Gyeumjae Jungsun‘s Guiraejeong
Haengjusanseong Historical Park
It is a park recreated as the old form of Haengju village over 300 years ago, based on the Gyeumjae Jeongseon's 「Haenghogwanuhdo」. It kept the willow‘s native habitat and planted various apricot trees to represent Haengju. It was especially famous for its view from the Eight Scenic Views.
So, there are 22 villas in Haengju?
It is said that Han River was the entertaining and cultural center of the Joseon writers and that there were many arbors (palaces, pavilions) and buildings (villas). Especially in the early Joseon Dynasty, there are records of many anchors and villas, in Dongho (now northern of Donghodaegyo Bridge in Seongdong-gu), Yongho (now Yongsan River area) and Seoho (near Mapo, Seogang and Yanghwa Island). However, since the Japanese invasion of Korea, most of them have been ruined or disappeared, and 22 new villas were opened. Han River and Haengju city have such a long and tough history of Korean Peninsula. They once flourished and the other times declined, but we hope that Han River and Haengju will continue to have a beautiful and wonderful culture forever.
Why is there a lot of eel houses in Haengjunaru?
Originally, during the Joseon Dynasty, there was ‘Woonguh‘ among Haengju‘s special products. Woonguh is famous for having a Chinese letter ‘king‘ on its head, and the Woonguh of the Haengju was especially good in quality and was a genuine product for the King. There was even ‘Weeuhso‘, an attached government agency that managed and selected genuine Woonguh. Even the fishermen who have provided Woonguh to the King had exempted taxes and ministries. However, since the early 1970s, fishing Woonguh had greatly reduced as they weren‘t treated as valuable as before. At this time, most of the restaurants selling Woonguh changed to Eel restaurants. As a result, there are more houses selling eel in Haengju.
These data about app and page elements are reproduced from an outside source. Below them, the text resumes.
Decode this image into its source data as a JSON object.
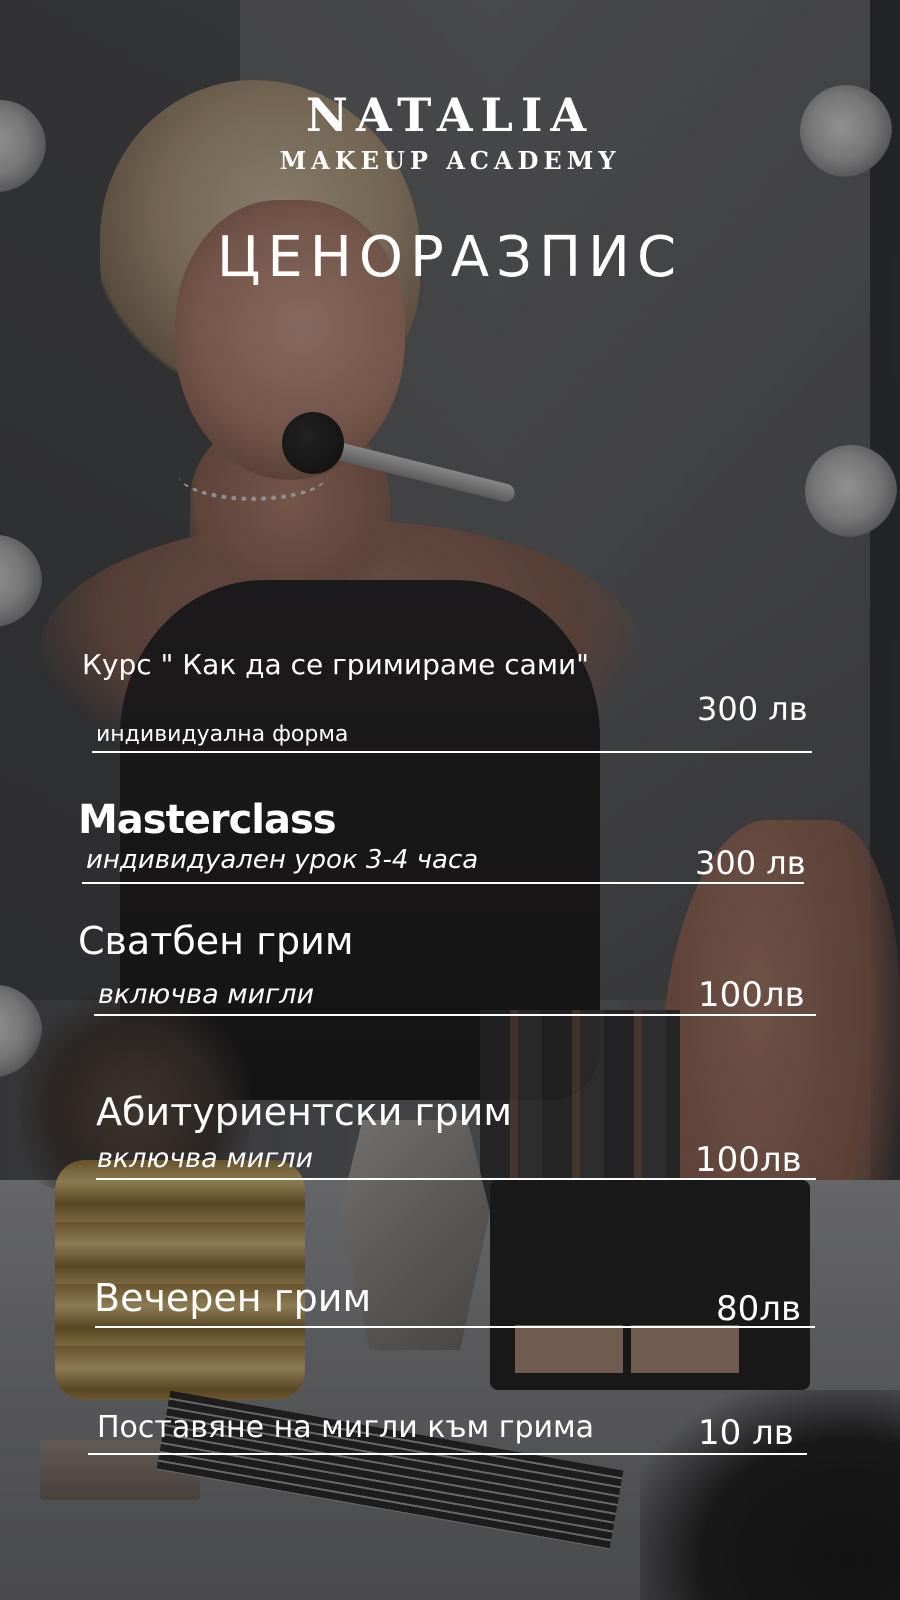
{
  "brand": {
    "name": "NATALIA",
    "subtitle": "MAKEUP ACADEMY"
  },
  "title": "ЦЕНОРАЗПИС",
  "items": [
    {
      "title": "Курс \" Как да се гримираме сами\"",
      "description": "индивидуална форма",
      "price": "300 лв"
    },
    {
      "title": "Masterclass",
      "description": "индивидуален урок 3-4 часа",
      "price": "300 лв"
    },
    {
      "title": "Сватбен грим",
      "description": "включва мигли",
      "price": "100лв"
    },
    {
      "title": "Абитуриентски грим",
      "description": "включва мигли",
      "price": "100лв"
    },
    {
      "title": "Вечерен грим",
      "price": "80лв"
    },
    {
      "title": "Поставяне на мигли към грима",
      "price": "10 лв"
    }
  ],
  "colors": {
    "text": "#ffffff",
    "overlay": "#161618"
  }
}
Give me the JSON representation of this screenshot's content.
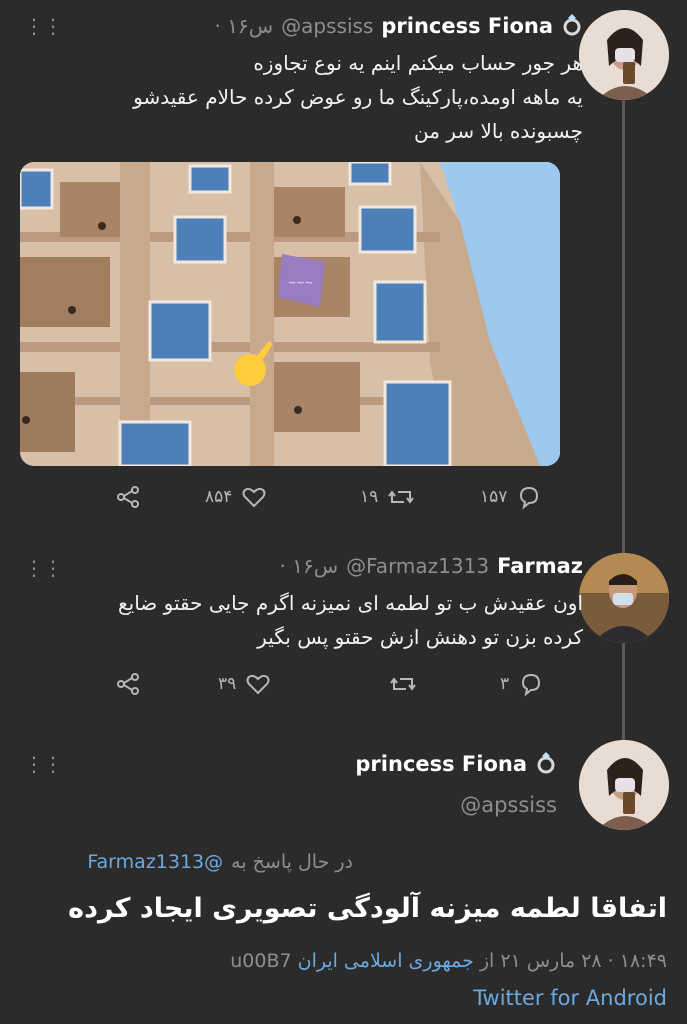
{
  "tweet1": {
    "name": "princess Fiona",
    "handle": "@apssiss",
    "time": "· ۱۶س",
    "text_line1": "هر جور حساب میکنم اینم یه نوع تجاوزه",
    "text_line2": "یه ماهه اومده،پارکینگ ما رو عوض کرده حالام عقیدشو",
    "text_line3": "چسبونده بالا سر من",
    "replies": "۱۵۷",
    "retweets": "۱۹",
    "likes": "۸۵۴"
  },
  "tweet2": {
    "name": "Farmaz",
    "handle": "@Farmaz1313",
    "time": "· ۱۶س",
    "text_line1": "اون عقیدش ب تو لطمه ای نمیزنه اگرم جایی حقتو ضایع",
    "text_line2": "کرده بزن تو دهنش ازش حقتو پس بگیر",
    "replies": "۳",
    "likes": "۳۹"
  },
  "main": {
    "name": "princess Fiona",
    "handle": "@apssiss",
    "replying_prefix": "در حال پاسخ به",
    "replying_to": "@Farmaz1313",
    "text": "اتفاقا لطمه میزنه آلودگی تصویری ایجاد کرده",
    "meta_prefix": "u00B7",
    "location": "جمهوری اسلامی ایران",
    "meta_date": "۱۸:۴۹ · ۲۸ مارس ۲۱ از",
    "source": "Twitter for Android"
  },
  "icons": {
    "ring": "ring-emoji",
    "pointing_hand": "pointing-hand-emoji",
    "reply": "reply-icon",
    "retweet": "retweet-icon",
    "like": "heart-icon",
    "share": "share-icon",
    "more": "more-dots-icon"
  },
  "colors": {
    "background": "#2b2b2b",
    "text": "#ffffff",
    "muted": "#8e8e8e",
    "link": "#6ba9e0",
    "thread_line": "#5a5a5a"
  }
}
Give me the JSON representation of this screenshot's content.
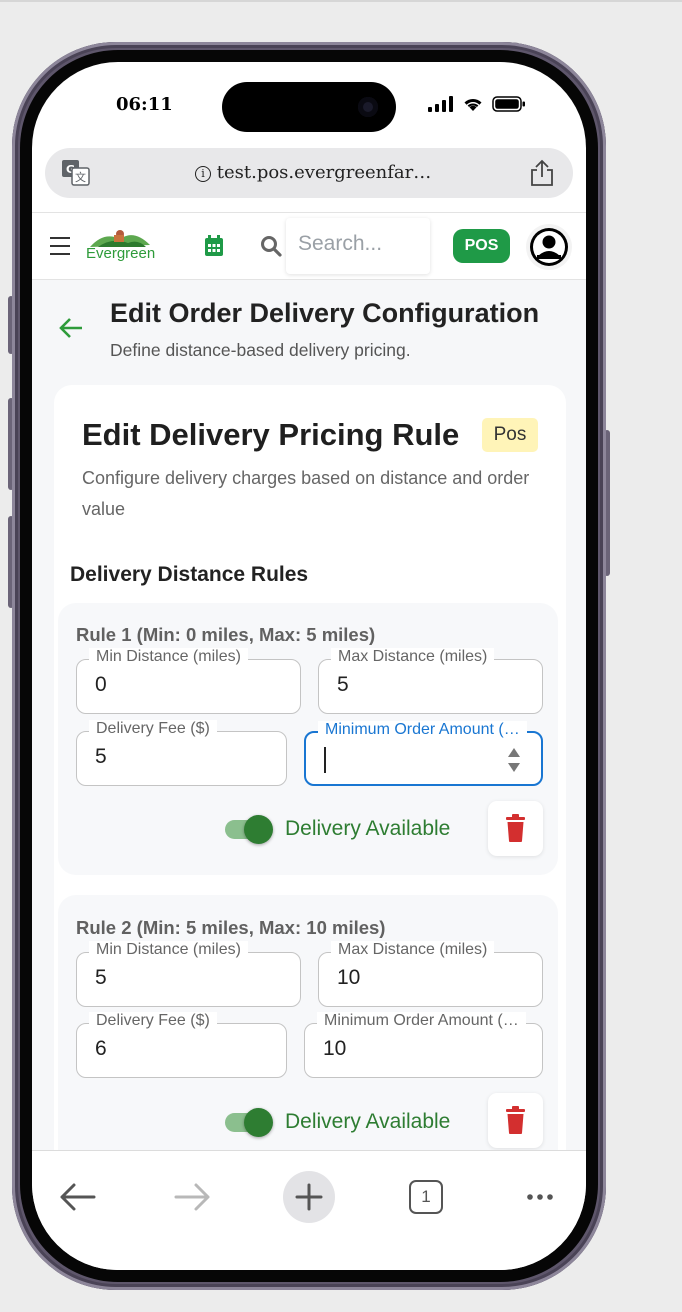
{
  "status_bar": {
    "time": "06:11"
  },
  "browser": {
    "url": "test.pos.evergreenfar…"
  },
  "app_header": {
    "logo_text": "Evergreen",
    "search_placeholder": "Search...",
    "pos_badge": "POS"
  },
  "page": {
    "title": "Edit Order Delivery Configuration",
    "subtitle": "Define distance-based delivery pricing."
  },
  "card": {
    "title": "Edit Delivery Pricing Rule",
    "badge": "Pos",
    "description": "Configure delivery charges based on distance and order value",
    "section_title": "Delivery Distance Rules"
  },
  "rules": [
    {
      "title": "Rule 1 (Min: 0 miles, Max: 5 miles)",
      "min_label": "Min Distance (miles)",
      "min_value": "0",
      "max_label": "Max Distance (miles)",
      "max_value": "5",
      "fee_label": "Delivery Fee ($)",
      "fee_value": "5",
      "min_order_label": "Minimum Order Amount (…",
      "min_order_value": "",
      "toggle_label": "Delivery Available",
      "toggle_on": true
    },
    {
      "title": "Rule 2 (Min: 5 miles, Max: 10 miles)",
      "min_label": "Min Distance (miles)",
      "min_value": "5",
      "max_label": "Max Distance (miles)",
      "max_value": "10",
      "fee_label": "Delivery Fee ($)",
      "fee_value": "6",
      "min_order_label": "Minimum Order Amount (…",
      "min_order_value": "10",
      "toggle_label": "Delivery Available",
      "toggle_on": true
    }
  ],
  "bottom_bar": {
    "tab_count": "1"
  },
  "colors": {
    "brand_green": "#1f9a47",
    "toggle_green": "#2e7d32",
    "focus_blue": "#1976d2",
    "delete_red": "#d32f2f"
  }
}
What if you want to enjoy good food?
There are two Dongs in Haengju area, Haengju Outer-dong and Inner-dong. Among them, the outer-dong is famous for eel village and inner-dang for noodle village. Moreover, around Haengjunaru, food culture has developed with many markets like food village, fish shops and rice markets. There also are more than 110 restaurants and 30 cafes in two Dongs, so anyone can enjoy and satisfy the foods here.